While I try to avoid spoilers in my reviews, with this one it has not been possible, mainly because the pod progresses in a way I want to discuss, and talk about – which is a testament to how powerful a piece of investigative journalisim it is. If you do not want spoilers then please listen to Who Killed Emma? and then come back to this review, and leave me a comment to let me know what you think.
Who killed Emma? is another deep dive investigation from the BBC this time from BBC Scotland by Sam Poling and producer Monic McAlinden.
Emma Caldwell was a lively, kind girl who grew up in a loving family. When her sister died from cancer at a young age Emma understandably struggled with grief, a boyfriend introduced her to heroin, and from there her life spiralled as she turned to sex work to fund the addiction. Emma’s family never lost hope, tried to get her medical help, and stayed in touch with her regularly, until the day she stopped answering their calls.

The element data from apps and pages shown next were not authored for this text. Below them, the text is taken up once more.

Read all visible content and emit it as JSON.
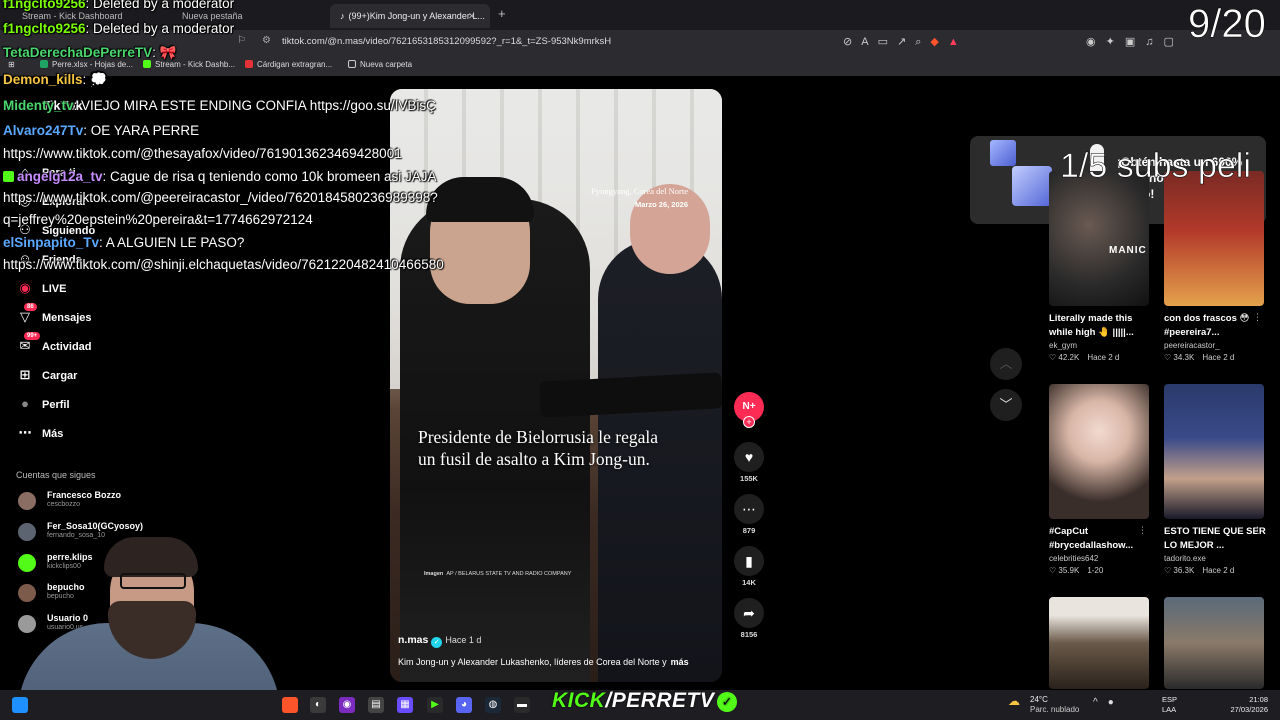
{
  "browser": {
    "tabs": [
      {
        "label": "Stream - Kick Dashboard"
      },
      {
        "label": "Nueva pestaña"
      },
      {
        "label": "(99+)Kim Jong-un y Alexander L..."
      }
    ],
    "url": "tiktok.com/@n.mas/video/7621653185312099592?_r=1&_t=ZS-953Nk9mrksH",
    "bookmarks": [
      {
        "label": "Perre.xlsx - Hojas de...",
        "color": "#1fa463"
      },
      {
        "label": "Stream - Kick Dashb...",
        "color": "#53fc18"
      },
      {
        "label": "Cárdigan extragran...",
        "color": "#e53238"
      },
      {
        "label": "Nueva carpeta",
        "color": "#cccccc"
      }
    ]
  },
  "overlays": {
    "counter": "9/20",
    "subs": "1/5 subs peli"
  },
  "chat": [
    {
      "user": "f1ngclto9256",
      "user_color": "#7cfc00",
      "text": ": Deleted by a moderator"
    },
    {
      "user": "f1ngclto9256",
      "user_color": "#7cfc00",
      "text": ": Deleted by a moderator"
    },
    {
      "user": "TetaDerechaDePerreTV",
      "user_color": "#4ad66d",
      "text": ": 🎀"
    },
    {
      "user": "Demon_kills",
      "user_color": "#f5c542",
      "text": ": 💭"
    },
    {
      "user": "Midenty_tv",
      "user_color": "#4ad66d",
      "text": ": VIEJO MIRA ESTE ENDING CONFIA https://goo.su/IVBisÇ"
    },
    {
      "user": "Alvaro247Tv",
      "user_color": "#5aa9ff",
      "text": ": OE YARA PERRE"
    },
    {
      "user": "",
      "user_color": "#ffffff",
      "text": "https://www.tiktok.com/@thesayafox/video/7619013623469428001"
    },
    {
      "user": "angelg12a_tv",
      "user_color": "#c58cff",
      "text": ": Cague de risa q teniendo como 10k bromeen asi JAJA"
    },
    {
      "user": "",
      "user_color": "#ffffff",
      "text": "https://www.tiktok.com/@peereiracastor_/video/7620184580236989398?"
    },
    {
      "user": "",
      "user_color": "#ffffff",
      "text": "q=jeffrey%20epstein%20pereira&t=1774662972124"
    },
    {
      "user": "elSinpapito_Tv",
      "user_color": "#5aa9ff",
      "text": ": A ALGUIEN LE PASO?"
    },
    {
      "user": "",
      "user_color": "#ffffff",
      "text": "https://www.tiktok.com/@shinji.elchaquetas/video/7621220482410466580"
    }
  ],
  "sidebar": {
    "items": [
      {
        "label": "TikTok",
        "icon": "tiktok-logo"
      },
      {
        "label": "Para ti",
        "icon": "home-icon"
      },
      {
        "label": "Explorar",
        "icon": "compass-icon"
      },
      {
        "label": "Siguiendo",
        "icon": "following-icon"
      },
      {
        "label": "Friends",
        "icon": "friends-icon"
      },
      {
        "label": "LIVE",
        "icon": "live-icon"
      },
      {
        "label": "Mensajes",
        "icon": "message-icon",
        "badge": "86"
      },
      {
        "label": "Actividad",
        "icon": "activity-icon",
        "badge": "99+"
      },
      {
        "label": "Cargar",
        "icon": "upload-icon"
      },
      {
        "label": "Perfil",
        "icon": "profile-icon"
      },
      {
        "label": "Más",
        "icon": "more-icon"
      }
    ],
    "following_heading": "Cuentas que sigues",
    "following": [
      {
        "name": "Francesco Bozzo",
        "handle": "cescbozzo",
        "color": "#8a6e64"
      },
      {
        "name": "Fer_Sosa10(GCyosoy)",
        "handle": "fernando_sosa_10",
        "color": "#5b6470"
      },
      {
        "name": "perre.klips",
        "handle": "kickclips00",
        "color": "#53fc18"
      },
      {
        "name": "bepucho",
        "handle": "bepucho",
        "color": "#7d5b4b"
      },
      {
        "name": "Usuario 0",
        "handle": "usuario0.us",
        "color": "#9a9a9a"
      }
    ],
    "see_more": "Ve"
  },
  "video": {
    "location": "Pyongyang, Corea del Norte",
    "date": "Marzo 26, 2026",
    "caption": "Presidente de Bielorrusia le regala un fusil de asalto a Kim Jong-un.",
    "credit_label": "Imagen",
    "credit": "AP / BELARUS STATE TV AND RADIO COMPANY",
    "author": "n.mas",
    "time": "Hace 1 d",
    "description": "Kim Jong-un y Alexander Lukashenko, líderes de Corea del Norte y",
    "more": "más"
  },
  "actions": {
    "avatar_label": "N+",
    "likes": "155K",
    "comments": "879",
    "saves": "14K",
    "shares": "8156"
  },
  "promo": {
    "text": "¡Obtén hasta un 600% de bono en tu depósito cripto!"
  },
  "recommended": [
    {
      "title": "Literally made this while high 🤚 |||||...",
      "author": "ek_gym",
      "likes": "42.2K",
      "age": "Hace 2 d",
      "thumb_label": "MANIC",
      "bg": "#2a2a2a"
    },
    {
      "title": "con dos frascos 😳 #peereira7...",
      "author": "peereiracastor_",
      "likes": "34.3K",
      "age": "Hace 2 d",
      "thumb_label": "",
      "bg": "#b33a2a"
    },
    {
      "title": "#CapCut #brycedallashow...",
      "author": "celebrities642",
      "likes": "35.9K",
      "age": "1-20",
      "thumb_label": "",
      "bg": "#c9b8ad"
    },
    {
      "title": "ESTO TIENE QUE SER LO MEJOR ...",
      "author": "tadorito.exe",
      "likes": "36.3K",
      "age": "Hace 2 d",
      "thumb_label": "",
      "bg": "#3a4a8a"
    },
    {
      "title": "",
      "author": "",
      "likes": "",
      "age": "",
      "thumb_label": "",
      "bg": "#e9e5de"
    },
    {
      "title": "",
      "author": "",
      "likes": "",
      "age": "",
      "thumb_label": "",
      "bg": "#5a6a7a"
    }
  ],
  "stream": {
    "brand_kick": "KICK",
    "brand_slash": "/",
    "brand_name": "PERRETV"
  },
  "taskbar": {
    "temp": "24°C",
    "weather": "Parc. nublado",
    "lang1": "ESP",
    "lang2": "LAA",
    "time": "21:08",
    "date": "27/03/2026"
  }
}
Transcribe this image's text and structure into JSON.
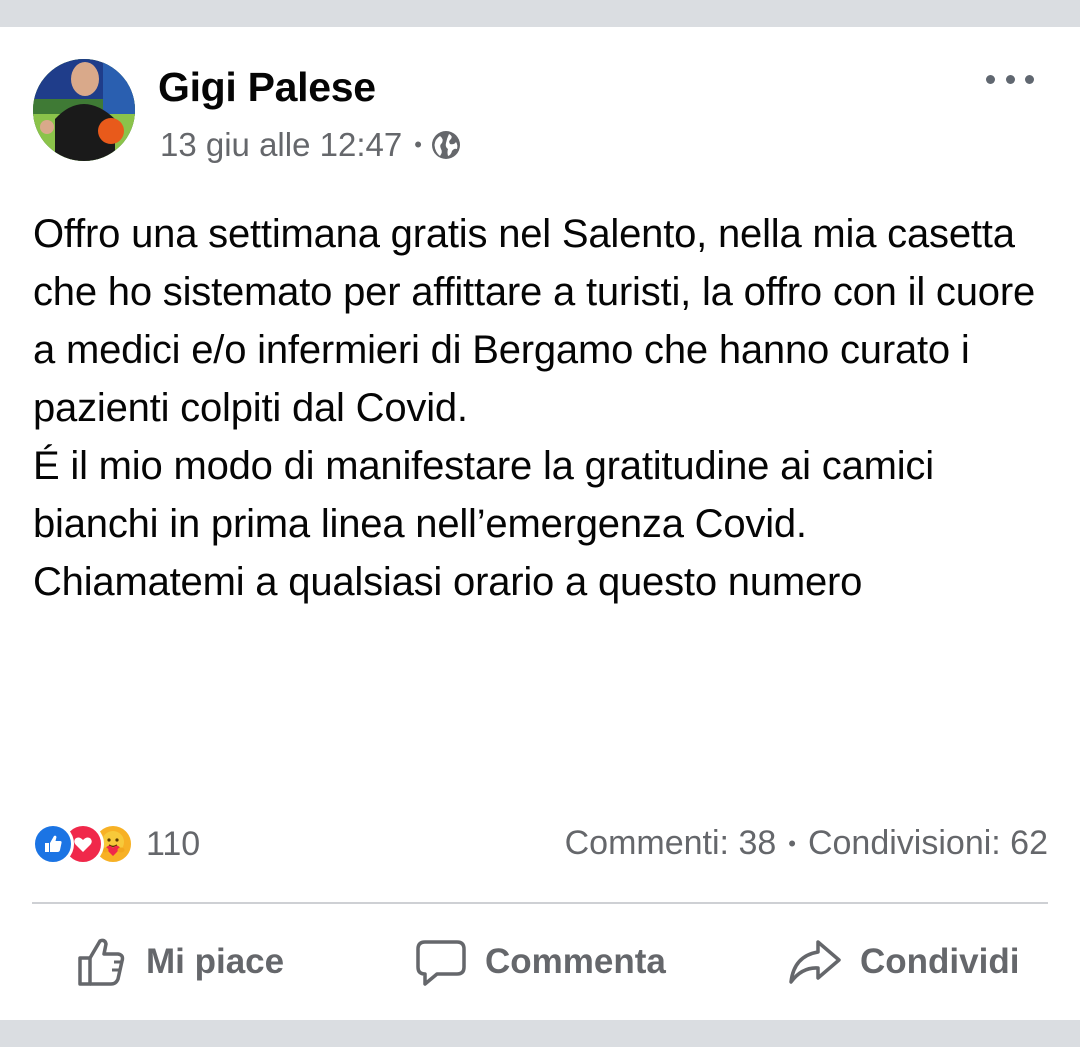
{
  "post": {
    "author": "Gigi Palese",
    "timestamp": "13 giu alle 12:47",
    "separator": "•",
    "privacy_icon": "globe-icon",
    "more_icon": "more-options-icon",
    "text": "Offro una settimana gratis nel Salento, nella mia casetta che ho sistemato per affittare a turisti, la offro con il cuore a medici e/o infermieri di Bergamo che hanno curato i pazienti colpiti dal Covid.\nÉ il mio modo di manifestare la gratitudine ai camici bianchi in prima linea nell’emergenza Covid.\nChiamatemi a qualsiasi orario a questo numero"
  },
  "reactions": {
    "icons": [
      "like-reaction-icon",
      "love-reaction-icon",
      "care-reaction-icon"
    ],
    "count": "110"
  },
  "stats": {
    "comments": "Commenti: 38",
    "separator": "•",
    "shares": "Condivisioni: 62"
  },
  "actions": {
    "like": "Mi piace",
    "comment": "Commenta",
    "share": "Condividi"
  },
  "colors": {
    "like_blue": "#1b74e4",
    "love_red": "#f0284a",
    "care_yellow": "#f7b125",
    "secondary_text": "#65676b",
    "background": "#dadde1"
  }
}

This is when the police get involved, and shortly after Emma’s body is found, and a murder investigation starts.
Poling has been asked by one of Emma’s clients to help him clear his name, as he was questioned by the police six times and it has cast an intollerable pall over his life. Over the course of the investigation the client becomes close to Poling, it is obvious that he feels their relationship is one of reciprocal friendship while Poling, ever the professional, maintains a detached contact. The image he presents to the investigatvie journalist is one of a gentle, loving man who has made mistakes but is horribly wronged and had his life destroyed- it’s almost becoming a trope of sex related crime. As Poling continues her investigation she uncovers not only missed opportunities, but that the client has a long term and serious record of sexual violence against women. Once she has gathered her evidence Poling confronts the man.
I was genuinely afraid for Poling when she confronts the client with his blatant lies and her belief he is in fact guilty of Emma’s death. It is the scariest and most tense true crime moment I have heard in any podcast I have listened to and Polings courage should not be underestimated. It is clear the client came close to violence, and the fact that two days later he is arrested for assaulting the girlfriend who earlier attested to his lack of violence, illustrates the simmering rage and misogyny contained in this man. The client gets two years for the attack on his girlfriend, is out in one and has never been arrested for Emma’s death or the mountain of sexual assaults and rapes many women have reported to the police throughout his lifetime.
This is where true crime differs from crime fiction. If this was fiction the case would be resolved, we could see women having their day in court and receiving justice. As this is true crime we are left with the impression of women who have been massively let down by the police, a society that does not believe women, and the justice system – it’s almost becoming a trope of sex related crime!
Poling does spend time discussing the decision to include the interview where she puts her accusations to the client, which police asked her not to broadcast, and I found it difficult to sort through my feelings about it. On one hand it is probably good people can be knowledgeable about such a dangerous man, on the other I wonder if it could indeed hamper any case that in future could be brought to court. The problem is that the police by nature of their job have to keep a lot under wraps and secret, so there is no way of knowing if what Poling has broadcast could be detrimental. The latest news reports say that police are reviewing the case, and it is expected that a break through may come soon, so we may have an answer to our question then. Poling does a sterling job and I feel that she probably made the best decision she could given the information that she had in her possession at the time. But I still feel in uncomfortable territory caught between the safety that women desserve, and the need to secure a conviction.
Another area where I could not shake a slight feeling of unease was that of the surveillance operation on a Turkish café police suspected may hold Emma’s murderer. The men in the cafe were arrested and charged. However the police employed two people to translate recorded conversations who had told them they were not fluent or expert in Trukish, and inevitable mistakes ensued. The case, which had so far cost £4m collapsed, and it is suggested the focus on the Turkish men stopped the police looking for other suspects. What leaves me uncomfortable is that there is a distinct wiff of structural racism in the events around the translation. One of the men arrested later succesfully sued over his arrest. They were also taking part in abusive and illegal activity which I am assuming is why there has been no outcry. It does feel to me however that there was some more to be delved into there.
I suspect the team behind Who Killed Emma? wanted to focus on the how the saftey of women is often ignored by society. Some of the sex workers interviewed would tell how they would make sure to drop hair in a clients car so if they do turn up dead there will be a link to their killer. As a woman I have been aware of the womens lack of saftey and protection since I was a child, and my older sister told me if I am ever raped I need to call out “fire,” to get people to help. This is not news to me. It is not news to most people I suspect, but still nothing changes. Perhapse Who Killed Emma? will be an important part of the voice raising effort that is needed to make change happen, but for the moment, I think many involved would settle for a conviction.